And I said, "What?" (He meant spell...)

And he said, "C - r - a ..." & then paused as if waiting for me to finish.

I called out to Dan & told him what just happened. With that, one of us looked at Hayden & asked him how to spell my name (I don't remember who), & again Hayden said, "C - r - a"... possibly even twice...

So then Dan said, "How do you spell my name?"

I wondered if Hayden would repeat the "C - r - a", or, call out any number of random letters.

But that's not what happened.

Instead, Hayden answered, "Dad!"-- as in the name, not the letters.


The truth is I am often spelling my name on the phone. It's the same thing every time... "Cara... with a C... C - a - r - a... Capela... one p and one 1..."

Dan is sometimes misunderstood for "Stan", but he can say "Daniel" & then it's understood that he is saying "Dan". My name, however, is often misunderstood for countless other names... & even when people do get the "Cara" part right, they'll still ask, "K - a - r - a?"

If I think about how many times I have spelled out my name over the course of Hayden's life, when he was within earshot... I can't even begin to estimate a number.


So, yeah... Hayden can count.
He is a visual learner.
He is an incidental learner.
He is always listening.
He is retaining the information he "incidentally" sees or hears...


He is Hayden. And he has fragile X syndrome.
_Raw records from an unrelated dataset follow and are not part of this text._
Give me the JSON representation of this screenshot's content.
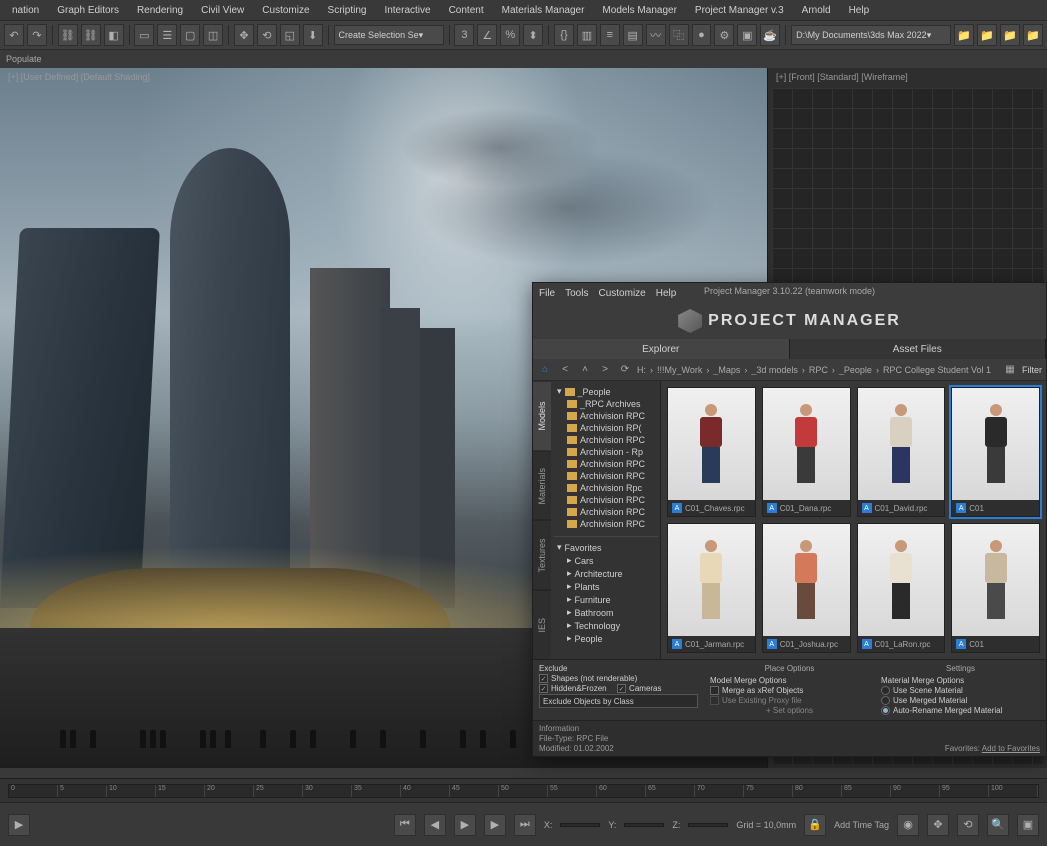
{
  "mainMenu": [
    "nation",
    "Graph Editors",
    "Rendering",
    "Civil View",
    "Customize",
    "Scripting",
    "Interactive",
    "Content",
    "Materials Manager",
    "Models Manager",
    "Project Manager v.3",
    "Arnold",
    "Help"
  ],
  "toolbarSelect": "Create Selection Se",
  "pathField": "D:\\My Documents\\3ds Max 2022",
  "subBar": "Populate",
  "viewportLeft": "[+] [User Defined] [Default Shading]",
  "viewportRight": "[+] [Front] [Standard] [Wireframe]",
  "pm": {
    "menu": [
      "File",
      "Tools",
      "Customize",
      "Help"
    ],
    "title": "Project Manager 3.10.22 (teamwork mode)",
    "logo": "PROJECT MANAGER",
    "tabs": [
      "Explorer",
      "Asset Files"
    ],
    "activeTab": 0,
    "sideTabs": [
      "Models",
      "Materials",
      "Textures",
      "IES"
    ],
    "activeSideTab": 0,
    "crumbs": [
      "H:",
      "!!!My_Work",
      "_Maps",
      "_3d models",
      "RPC",
      "_People",
      "RPC College Student Vol 1"
    ],
    "filterLabel": "Filter",
    "tree": {
      "root": "_People",
      "items": [
        "_RPC Archives",
        "Archivision RPC",
        "Archivision RP(",
        "Archivision RPC",
        "Archivision - Rp",
        "Archivision RPC",
        "Archivision RPC",
        "Archivision Rpc",
        "Archivision RPC",
        "Archivision RPC",
        "Archivision RPC"
      ],
      "favoritesLabel": "Favorites",
      "favorites": [
        "Cars",
        "Architecture",
        "Plants",
        "Furniture",
        "Bathroom",
        "Technology",
        "People"
      ]
    },
    "thumbs": [
      {
        "label": "C01_Chaves.rpc",
        "shirt": "#7a2a2a",
        "pants": "#2a3a5a"
      },
      {
        "label": "C01_Dana.rpc",
        "shirt": "#c43a3a",
        "pants": "#3a3a3a"
      },
      {
        "label": "C01_David.rpc",
        "shirt": "#d8d0c0",
        "pants": "#2a3560"
      },
      {
        "label": "C01",
        "shirt": "#2a2a2a",
        "pants": "#3a3a3a",
        "selected": true
      },
      {
        "label": "C01_Jarman.rpc",
        "shirt": "#e8d8b8",
        "pants": "#c8b898"
      },
      {
        "label": "C01_Joshua.rpc",
        "shirt": "#d47a5a",
        "pants": "#6a4a3a"
      },
      {
        "label": "C01_LaRon.rpc",
        "shirt": "#e8e0d0",
        "pants": "#2a2a2a"
      },
      {
        "label": "C01",
        "shirt": "#c8b8a0",
        "pants": "#4a4a4a"
      }
    ],
    "options": {
      "placeTitle": "Place Options",
      "settingsTitle": "Settings",
      "excludeTitle": "Exclude",
      "excludeShapes": "Shapes (not renderable)",
      "excludeHidden": "Hidden&Frozen",
      "excludeCameras": "Cameras",
      "excludeClass": "Exclude Objects by Class",
      "mergeTitle": "Model Merge Options",
      "mergeXref": "Merge as xRef Objects",
      "mergeProxy": "Use Existing Proxy file",
      "mergeMore": "+ Set options",
      "matTitle": "Material Merge Options",
      "matScene": "Use Scene Material",
      "matMerged": "Use Merged Material",
      "matAuto": "Auto-Rename Merged Material"
    },
    "info": {
      "title": "Information",
      "fileType": "File-Type:   RPC File",
      "modified": "Modified:   01.02.2002",
      "favorites": "Favorites:",
      "addFav": "Add to Favorites"
    }
  },
  "timeline": {
    "ticks": [
      "0",
      "5",
      "10",
      "15",
      "20",
      "25",
      "30",
      "35",
      "40",
      "45",
      "50",
      "55",
      "60",
      "65",
      "70",
      "75",
      "80",
      "85",
      "90",
      "95",
      "100"
    ]
  },
  "status": {
    "x": "X:",
    "y": "Y:",
    "z": "Z:",
    "grid": "Grid = 10,0mm",
    "addTag": "Add Time Tag",
    "play": "▶"
  }
}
And he is a great learner.

--
July is Fragile X Awareness Month! And all month long, we're gonna
 Let 'Em Know
--